Jae Ha Kwon (Foreign Attorney, Kim & Chang) countered Bang’s points. First, she observed that the preparation for hot-tubbing is a significant task that consumes the time and attention of both the witnesses involved and the legal counsel representing the parties relying on the evidence. She said that this will likely add another layer of costs in arbitration proceedings by lengthening the duration of hearings.
Second, lawyers from various jurisdictions are subject to different rules of ethics. This raises the issue of inequalities, especially when it comes to the preparation of fact witnesses for hot-tubbing.
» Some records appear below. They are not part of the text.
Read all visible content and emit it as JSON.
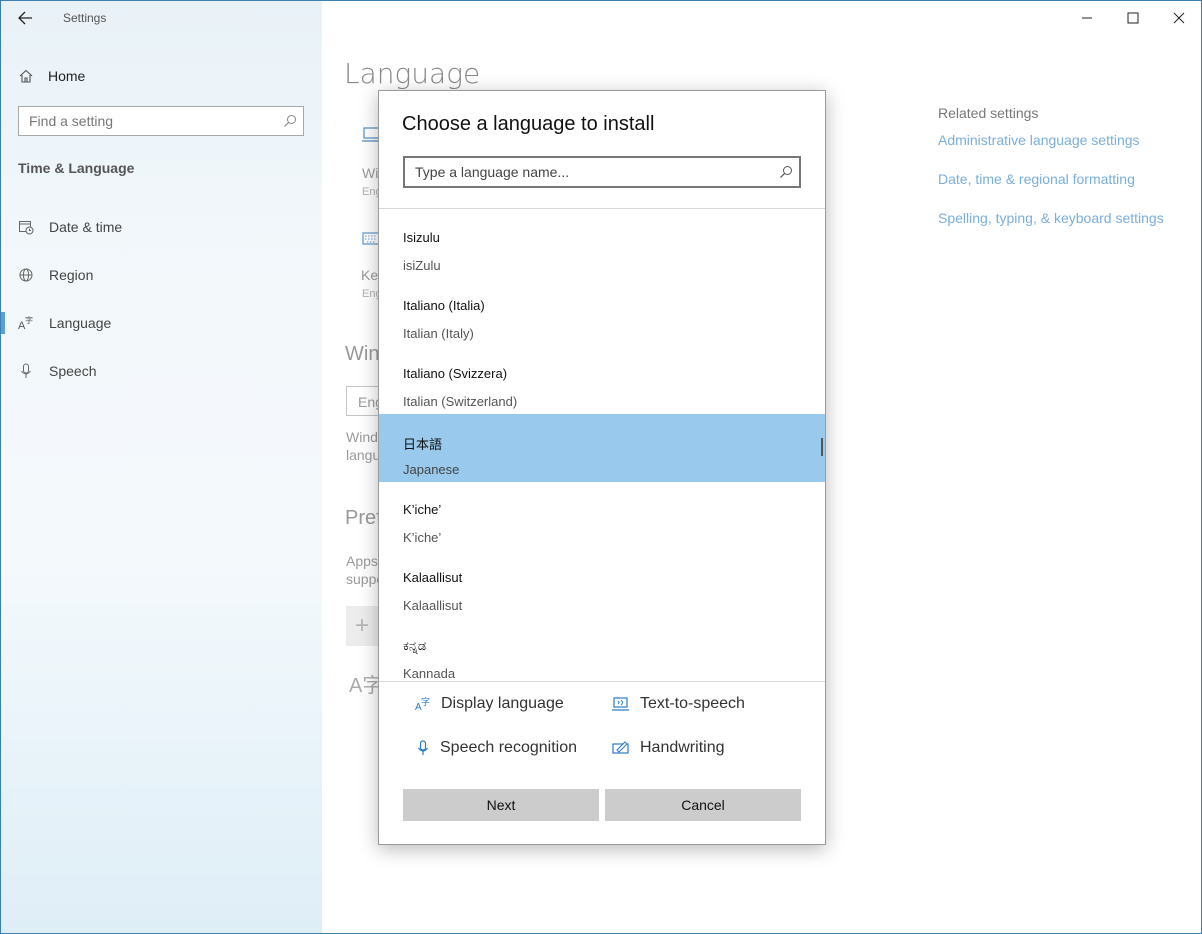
{
  "window": {
    "title": "Settings"
  },
  "sidebar": {
    "home_label": "Home",
    "search_placeholder": "Find a setting",
    "section_title": "Time & Language",
    "items": [
      {
        "label": "Date & time",
        "icon": "calendar-clock-icon"
      },
      {
        "label": "Region",
        "icon": "globe-icon"
      },
      {
        "label": "Language",
        "icon": "language-icon",
        "active": true
      },
      {
        "label": "Speech",
        "icon": "microphone-icon"
      }
    ]
  },
  "main": {
    "page_title": "Language",
    "bg_fragments": {
      "display_label": "Wi",
      "display_sub": "Eng",
      "keyboard_label": "Key",
      "keyboard_sub": "Eng",
      "windows_heading": "Win",
      "dropdown_value": "Eng",
      "windows_desc_1": "Wind",
      "windows_desc_2": "langu",
      "preferred_heading": "Pref",
      "apps_desc_1": "Apps",
      "apps_desc_2": "suppo",
      "add_glyph": "+",
      "lang_glyph": "A字"
    }
  },
  "related": {
    "title": "Related settings",
    "links": [
      "Administrative language settings",
      "Date, time & regional formatting",
      "Spelling, typing, & keyboard settings"
    ]
  },
  "dialog": {
    "title": "Choose a language to install",
    "search_placeholder": "Type a language name...",
    "languages": [
      {
        "native": "Isizulu",
        "english": "isiZulu",
        "selected": false
      },
      {
        "native": "Italiano (Italia)",
        "english": "Italian (Italy)",
        "selected": false
      },
      {
        "native": "Italiano (Svizzera)",
        "english": "Italian (Switzerland)",
        "selected": false
      },
      {
        "native": "日本語",
        "english": "Japanese",
        "selected": true
      },
      {
        "native": "K’iche’",
        "english": "K’iche’",
        "selected": false
      },
      {
        "native": "Kalaallisut",
        "english": "Kalaallisut",
        "selected": false
      },
      {
        "native": "ಕನ್ನಡ",
        "english": "Kannada",
        "selected": false
      }
    ],
    "features": {
      "display_language": "Display language",
      "text_to_speech": "Text-to-speech",
      "speech_recognition": "Speech recognition",
      "handwriting": "Handwriting"
    },
    "next_label": "Next",
    "cancel_label": "Cancel"
  },
  "colors": {
    "accent": "#0078d7",
    "selected_row": "#99c9ec",
    "link": "#7aaedb"
  }
}
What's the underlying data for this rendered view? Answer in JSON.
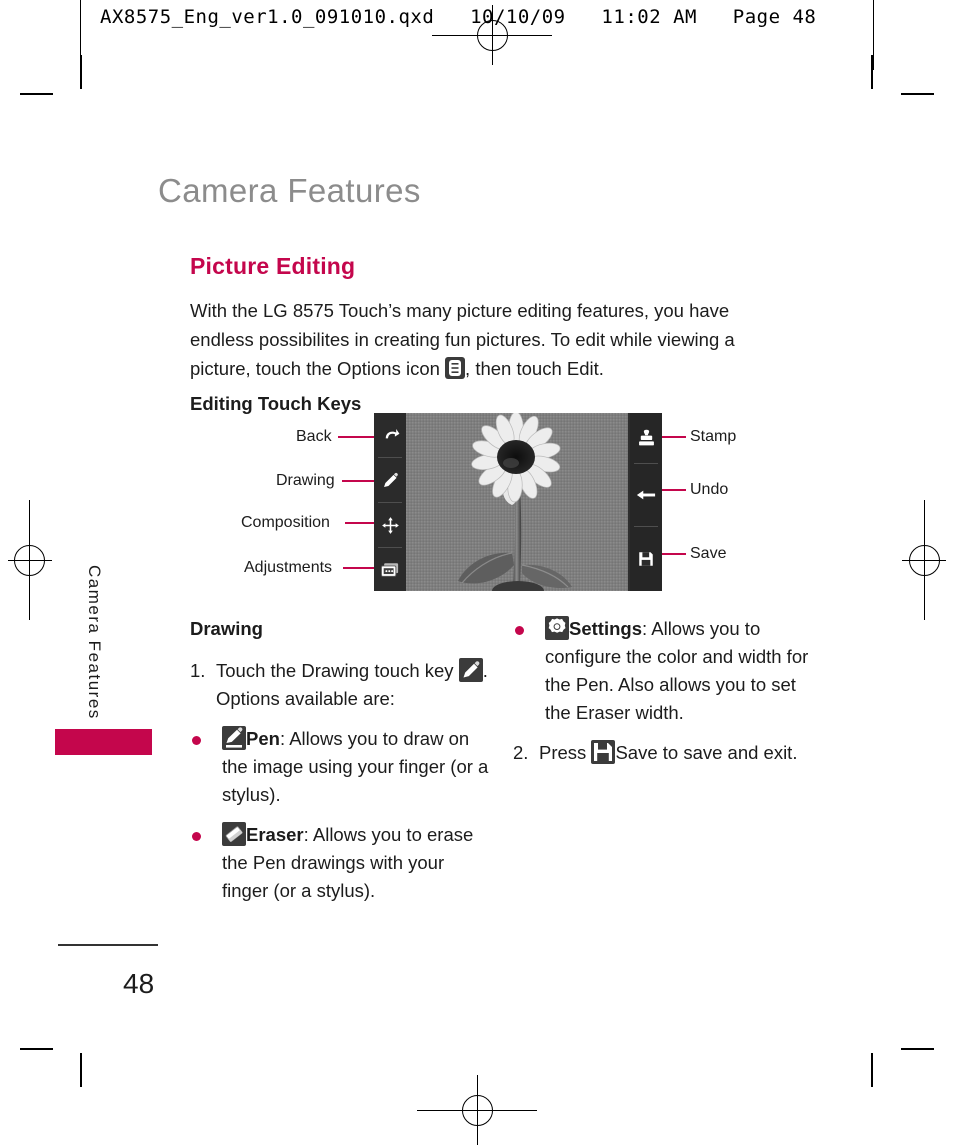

Third, while most institutional rules, such as Article 8.3(f) of International Bar Association Rules, are broad enough to allow for hot-tubbing, there is no guidance as to the circumstances in which attorneys can usefully employ witness hot-tubbing or as to how the process should be conducted. For example, a key question remains of the extent to which tribunals will take the lead in directing how factual witness evidence is to be prepared. Per Kwon, a great deal of reliance is placed on the arbitrators directing effective questioning of witnesses, which in turn requires that arbitrators have a comprehensive grasp of the issues in dispute. Also, the tribunal must ensure that each party has a fair opportunity to present their case. Kwon warned that a disorganized process will only lead to confusion and inefficiency. Time may also be wasted if witnesses go around in circles. A single witness may be able to manipulate a discussion if she/he has greater knowledge of a particular issue than all other witnesses. Without a formal examination and cross-examination process, key factual evidence will be missed. Kwon concluded by calling for a formal protocol to resolve this issue.
It can hardly be disputed that factual witness evidence is crucial in international arbitration proceedings. Therefore, it is of vital importance that arbitrators and counsel be given proper tools to efficiently and reliably discover such evidence. The seminar shed valuable light on the possible pitfalls of the common reliance on witness statements and cross-examination, and pointed to other procedural mechanisms and innovations that have the potential to aid arbitrators and counsel in the fact discovery process.